── RECORDS SUPPLIED

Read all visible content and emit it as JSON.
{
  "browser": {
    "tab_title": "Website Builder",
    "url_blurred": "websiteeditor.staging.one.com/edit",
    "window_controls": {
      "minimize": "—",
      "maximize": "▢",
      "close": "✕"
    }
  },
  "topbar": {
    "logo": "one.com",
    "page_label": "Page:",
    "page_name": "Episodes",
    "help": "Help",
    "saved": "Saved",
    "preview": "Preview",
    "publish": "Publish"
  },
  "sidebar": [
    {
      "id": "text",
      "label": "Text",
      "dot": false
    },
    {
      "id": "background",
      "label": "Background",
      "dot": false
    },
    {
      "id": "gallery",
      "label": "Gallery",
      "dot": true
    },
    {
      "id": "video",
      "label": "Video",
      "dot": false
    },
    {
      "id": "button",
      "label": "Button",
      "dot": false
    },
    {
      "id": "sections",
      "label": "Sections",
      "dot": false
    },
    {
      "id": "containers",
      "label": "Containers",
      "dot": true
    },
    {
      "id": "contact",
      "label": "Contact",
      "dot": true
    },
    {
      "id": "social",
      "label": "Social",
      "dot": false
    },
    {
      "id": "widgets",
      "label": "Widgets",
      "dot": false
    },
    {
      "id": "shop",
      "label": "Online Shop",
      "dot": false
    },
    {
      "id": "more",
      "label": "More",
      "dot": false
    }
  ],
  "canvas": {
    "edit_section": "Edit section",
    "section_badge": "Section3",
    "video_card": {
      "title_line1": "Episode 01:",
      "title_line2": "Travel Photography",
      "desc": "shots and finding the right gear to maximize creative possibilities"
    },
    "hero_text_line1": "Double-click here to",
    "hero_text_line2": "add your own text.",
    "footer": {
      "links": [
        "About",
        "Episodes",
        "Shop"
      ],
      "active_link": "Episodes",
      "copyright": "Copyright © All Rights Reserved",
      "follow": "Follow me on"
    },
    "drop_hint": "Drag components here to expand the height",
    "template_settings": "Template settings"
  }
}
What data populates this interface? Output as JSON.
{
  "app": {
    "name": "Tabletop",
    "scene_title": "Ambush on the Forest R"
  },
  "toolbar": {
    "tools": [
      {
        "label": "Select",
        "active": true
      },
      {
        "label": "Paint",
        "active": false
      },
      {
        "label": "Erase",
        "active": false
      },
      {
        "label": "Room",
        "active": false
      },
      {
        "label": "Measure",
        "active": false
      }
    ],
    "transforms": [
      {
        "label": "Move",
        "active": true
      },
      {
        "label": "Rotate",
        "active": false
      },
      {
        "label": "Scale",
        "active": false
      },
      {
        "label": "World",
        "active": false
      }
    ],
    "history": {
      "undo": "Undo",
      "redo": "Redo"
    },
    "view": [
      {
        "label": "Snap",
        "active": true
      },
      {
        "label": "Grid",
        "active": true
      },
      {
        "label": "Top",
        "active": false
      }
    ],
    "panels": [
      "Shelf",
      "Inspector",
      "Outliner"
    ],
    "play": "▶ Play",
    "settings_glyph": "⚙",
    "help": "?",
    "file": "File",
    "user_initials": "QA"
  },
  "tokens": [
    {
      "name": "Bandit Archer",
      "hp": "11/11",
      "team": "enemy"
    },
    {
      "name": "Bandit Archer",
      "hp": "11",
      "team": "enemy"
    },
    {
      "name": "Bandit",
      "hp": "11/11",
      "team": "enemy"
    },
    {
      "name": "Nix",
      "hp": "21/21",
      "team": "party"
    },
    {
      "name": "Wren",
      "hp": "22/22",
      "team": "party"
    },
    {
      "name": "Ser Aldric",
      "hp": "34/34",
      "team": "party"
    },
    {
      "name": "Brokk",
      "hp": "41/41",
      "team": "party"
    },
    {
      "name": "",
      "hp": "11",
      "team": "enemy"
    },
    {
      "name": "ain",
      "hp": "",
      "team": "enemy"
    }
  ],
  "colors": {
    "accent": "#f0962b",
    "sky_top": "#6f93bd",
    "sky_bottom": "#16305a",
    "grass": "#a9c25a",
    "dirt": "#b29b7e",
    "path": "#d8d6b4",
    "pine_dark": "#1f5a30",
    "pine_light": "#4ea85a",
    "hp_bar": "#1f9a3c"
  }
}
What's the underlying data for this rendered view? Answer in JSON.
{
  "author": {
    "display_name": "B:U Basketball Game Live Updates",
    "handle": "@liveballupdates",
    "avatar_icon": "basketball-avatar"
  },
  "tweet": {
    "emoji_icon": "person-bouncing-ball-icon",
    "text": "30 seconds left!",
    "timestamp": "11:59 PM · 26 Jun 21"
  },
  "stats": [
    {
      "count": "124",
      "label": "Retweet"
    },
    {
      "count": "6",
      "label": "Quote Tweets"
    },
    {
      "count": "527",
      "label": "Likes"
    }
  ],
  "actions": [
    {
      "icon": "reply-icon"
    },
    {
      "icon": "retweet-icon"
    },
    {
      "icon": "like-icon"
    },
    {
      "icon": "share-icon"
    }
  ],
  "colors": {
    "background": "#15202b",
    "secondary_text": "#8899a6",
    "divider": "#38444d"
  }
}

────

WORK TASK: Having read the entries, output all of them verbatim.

ANSWER TO THIS TASK:
Read all visible content and emit it as JSON.
{
  "browser": {
    "tab_title": "Website Builder",
    "url_blurred": "websiteeditor.staging.one.com/edit",
    "window_controls": {
      "minimize": "—",
      "maximize": "▢",
      "close": "✕"
    }
  },
  "topbar": {
    "logo": "one.com",
    "page_label": "Page:",
    "page_name": "Episodes",
    "help": "Help",
    "saved": "Saved",
    "preview": "Preview",
    "publish": "Publish"
  },
  "sidebar": [
    {
      "id": "text",
      "label": "Text",
      "dot": false
    },
    {
      "id": "background",
      "label": "Background",
      "dot": false
    },
    {
      "id": "gallery",
      "label": "Gallery",
      "dot": true
    },
    {
      "id": "video",
      "label": "Video",
      "dot": false
    },
    {
      "id": "button",
      "label": "Button",
      "dot": false
    },
    {
      "id": "sections",
      "label": "Sections",
      "dot": false
    },
    {
      "id": "containers",
      "label": "Containers",
      "dot": true
    },
    {
      "id": "contact",
      "label": "Contact",
      "dot": true
    },
    {
      "id": "social",
      "label": "Social",
      "dot": false
    },
    {
      "id": "widgets",
      "label": "Widgets",
      "dot": false
    },
    {
      "id": "shop",
      "label": "Online Shop",
      "dot": false
    },
    {
      "id": "more",
      "label": "More",
      "dot": false
    }
  ],
  "canvas": {
    "edit_section": "Edit section",
    "section_badge": "Section3",
    "video_card": {
      "title_line1": "Episode 01:",
      "title_line2": "Travel Photography",
      "desc": "shots and finding the right gear to maximize creative possibilities"
    },
    "hero_text_line1": "Double-click here to",
    "hero_text_line2": "add your own text.",
    "footer": {
      "links": [
        "About",
        "Episodes",
        "Shop"
      ],
      "active_link": "Episodes",
      "copyright": "Copyright © All Rights Reserved",
      "follow": "Follow me on"
    },
    "drop_hint": "Drag components here to expand the height",
    "template_settings": "Template settings"
  }
}
What data populates this interface? Output as JSON.
{
  "app": {
    "name": "Tabletop",
    "scene_title": "Ambush on the Forest R"
  },
  "toolbar": {
    "tools": [
      {
        "label": "Select",
        "active": true
      },
      {
        "label": "Paint",
        "active": false
      },
      {
        "label": "Erase",
        "active": false
      },
      {
        "label": "Room",
        "active": false
      },
      {
        "label": "Measure",
        "active": false
      }
    ],
    "transforms": [
      {
        "label": "Move",
        "active": true
      },
      {
        "label": "Rotate",
        "active": false
      },
      {
        "label": "Scale",
        "active": false
      },
      {
        "label": "World",
        "active": false
      }
    ],
    "history": {
      "undo": "Undo",
      "redo": "Redo"
    },
    "view": [
      {
        "label": "Snap",
        "active": true
      },
      {
        "label": "Grid",
        "active": true
      },
      {
        "label": "Top",
        "active": false
      }
    ],
    "panels": [
      "Shelf",
      "Inspector",
      "Outliner"
    ],
    "play": "▶ Play",
    "settings_glyph": "⚙",
    "help": "?",
    "file": "File",
    "user_initials": "QA"
  },
  "tokens": [
    {
      "name": "Bandit Archer",
      "hp": "11/11",
      "team": "enemy"
    },
    {
      "name": "Bandit Archer",
      "hp": "11",
      "team": "enemy"
    },
    {
      "name": "Bandit",
      "hp": "11/11",
      "team": "enemy"
    },
    {
      "name": "Nix",
      "hp": "21/21",
      "team": "party"
    },
    {
      "name": "Wren",
      "hp": "22/22",
      "team": "party"
    },
    {
      "name": "Ser Aldric",
      "hp": "34/34",
      "team": "party"
    },
    {
      "name": "Brokk",
      "hp": "41/41",
      "team": "party"
    },
    {
      "name": "",
      "hp": "11",
      "team": "enemy"
    },
    {
      "name": "ain",
      "hp": "",
      "team": "enemy"
    }
  ],
  "colors": {
    "accent": "#f0962b",
    "sky_top": "#6f93bd",
    "sky_bottom": "#16305a",
    "grass": "#a9c25a",
    "dirt": "#b29b7e",
    "path": "#d8d6b4",
    "pine_dark": "#1f5a30",
    "pine_light": "#4ea85a",
    "hp_bar": "#1f9a3c"
  }
}
What's the underlying data for this rendered view? Answer in JSON.
{
  "author": {
    "display_name": "B:U Basketball Game Live Updates",
    "handle": "@liveballupdates",
    "avatar_icon": "basketball-avatar"
  },
  "tweet": {
    "emoji_icon": "person-bouncing-ball-icon",
    "text": "30 seconds left!",
    "timestamp": "11:59 PM · 26 Jun 21"
  },
  "stats": [
    {
      "count": "124",
      "label": "Retweet"
    },
    {
      "count": "6",
      "label": "Quote Tweets"
    },
    {
      "count": "527",
      "label": "Likes"
    }
  ],
  "actions": [
    {
      "icon": "reply-icon"
    },
    {
      "icon": "retweet-icon"
    },
    {
      "icon": "like-icon"
    },
    {
      "icon": "share-icon"
    }
  ],
  "colors": {
    "background": "#15202b",
    "secondary_text": "#8899a6",
    "divider": "#38444d"
  }
}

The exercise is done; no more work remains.